It’s a good thing that the battery life is so good, too, because the Zepp E uses one of those proprietary magnetic pin chargers. The charger is a simple cable with a USB-A plug on one end and the charging interface on the other, so it’s small, light, and easy to carry, and will work with any 5V USB socket.
But if you forget the charger, you’re not going to be topping up your watch. The Zepp E doesn’t have any form of wireless charging, Qi, Samsung, Apple, or otherwise.
Zepp E Circle: Comfort & Fit
When it comes to something you’re supposed to wear on your wrist all day, it’s pretty important that it’s comfortable, whether that concerns how the watch itself feels on your wrist or how good the stock band is.
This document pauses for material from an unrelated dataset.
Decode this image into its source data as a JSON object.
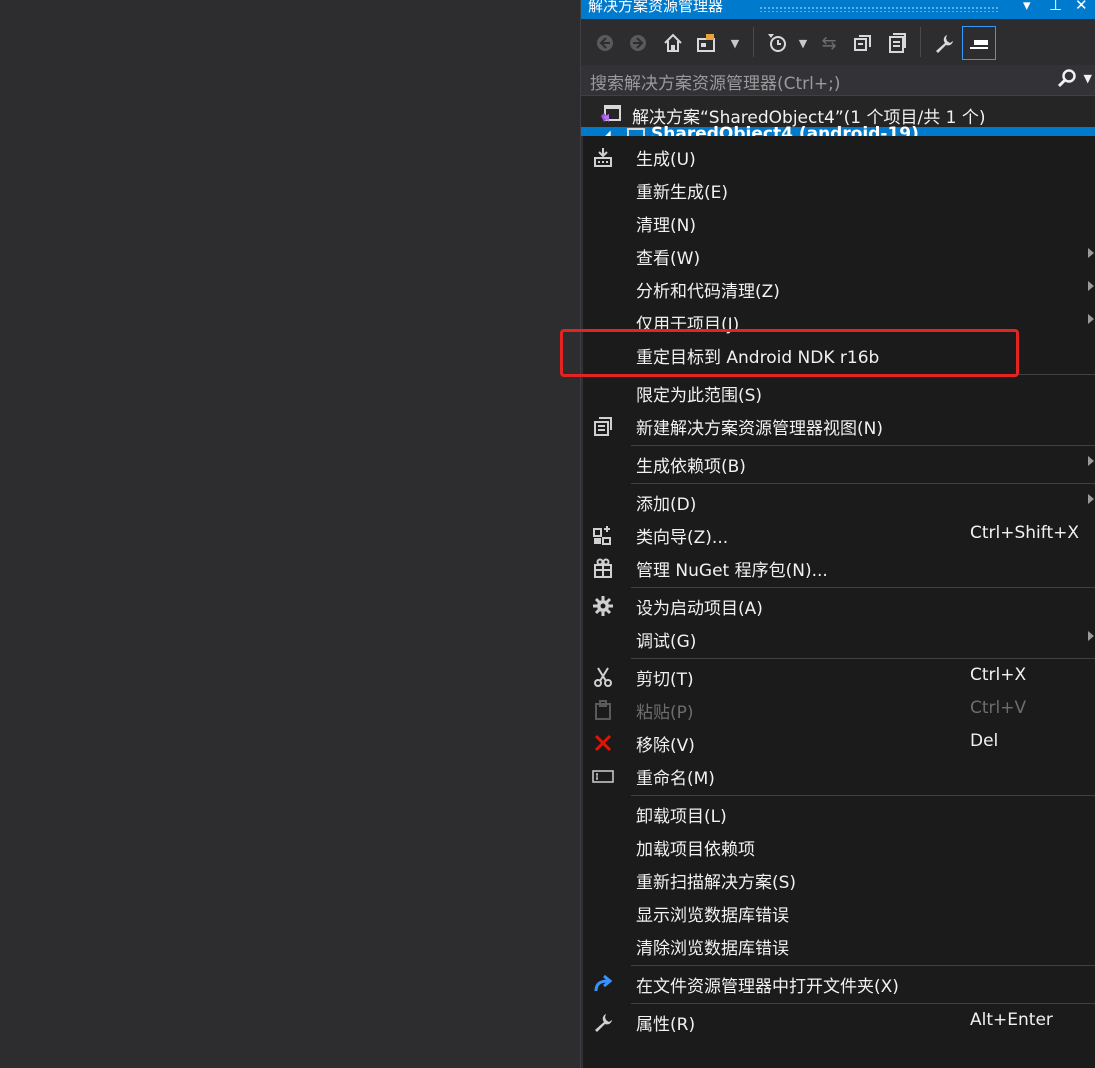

My review unit of the Zepp E came with Zepp’s 20mm leather band, and unfortunately, it’s not very comfortable. The edges of the band are kind of sharp, and it digs into my skin, which isn’t really that fun. Luckily, it’s just your standard 20mm watch band, and can be replaced with any other standard 20mm watch band.
Since I’d already replaced the band on my Galaxy Watch Active2, I just put Samsung’s stock silicone band on my Zepp E. While it’s not perfectly comfortable, it’s definitely better than the leather one. Zepp does also provide metal and rubber bands, but I don’t have them so I can’t say how good they are.
Aside from the band issues, though, the Zepp is plenty comfortable. It’s much thinner than my Galaxy Watch Active2, so it’s even harder to notice. I have no problem wearing it for a day and occasionally through the night.
Overall, the Zepp E is a pretty solid watch. You’re not getting some of the more fancy features you see from Samsung or Apple, such as ECG and automatic tracking, and there are currently no third-party apps or watch faces available, but seeing as the Zepp E Round costs $250 in the US, I’d say there’s some justification.
There are even places where the Zepp E does better than its more expensive competition, like in battery life. Apple and Samsung can’t even hope to get 5 days normal usage from their watches. If you want a featured smartwatch with good battery life, you’ve found it here.
The only real complaint I have with the Zepp E is the software quality. Like I mentioned earlier, the setup process just doesn’t work well at all. And little quirks like it showing the wrong units for measurements aren’t terrible, but it does show lack of attention to detail.
In the end, though, I do like the Zepp E. It’s a solid product, and it’s good to see some midrange options for smartwatches.
If you’re interested in buying the Zepp E, you can grab it on Amazon in the US for $249.99.